--- Source information ---

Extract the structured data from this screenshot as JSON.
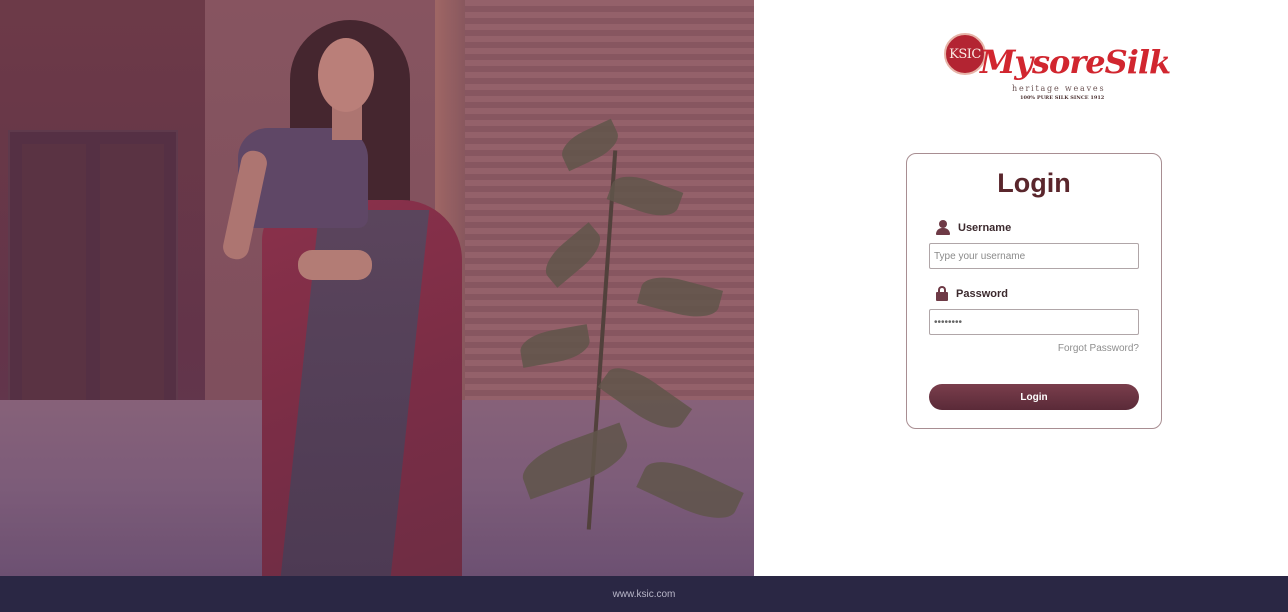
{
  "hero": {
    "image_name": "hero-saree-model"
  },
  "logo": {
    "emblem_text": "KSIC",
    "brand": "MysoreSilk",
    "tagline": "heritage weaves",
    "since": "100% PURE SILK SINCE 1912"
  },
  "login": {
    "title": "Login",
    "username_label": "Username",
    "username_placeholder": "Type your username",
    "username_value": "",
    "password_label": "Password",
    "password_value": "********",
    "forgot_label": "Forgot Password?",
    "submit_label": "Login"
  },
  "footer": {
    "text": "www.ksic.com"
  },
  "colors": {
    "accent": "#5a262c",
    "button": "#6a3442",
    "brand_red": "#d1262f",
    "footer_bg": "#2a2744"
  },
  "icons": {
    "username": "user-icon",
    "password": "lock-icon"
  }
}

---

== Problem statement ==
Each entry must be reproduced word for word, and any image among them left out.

== Task output ==
Extract the structured data from this screenshot as JSON.
{
  "hero": {
    "image_name": "hero-saree-model"
  },
  "logo": {
    "emblem_text": "KSIC",
    "brand": "MysoreSilk",
    "tagline": "heritage weaves",
    "since": "100% PURE SILK SINCE 1912"
  },
  "login": {
    "title": "Login",
    "username_label": "Username",
    "username_placeholder": "Type your username",
    "username_value": "",
    "password_label": "Password",
    "password_value": "********",
    "forgot_label": "Forgot Password?",
    "submit_label": "Login"
  },
  "footer": {
    "text": "www.ksic.com"
  },
  "colors": {
    "accent": "#5a262c",
    "button": "#6a3442",
    "brand_red": "#d1262f",
    "footer_bg": "#2a2744"
  },
  "icons": {
    "username": "user-icon",
    "password": "lock-icon"
  }
}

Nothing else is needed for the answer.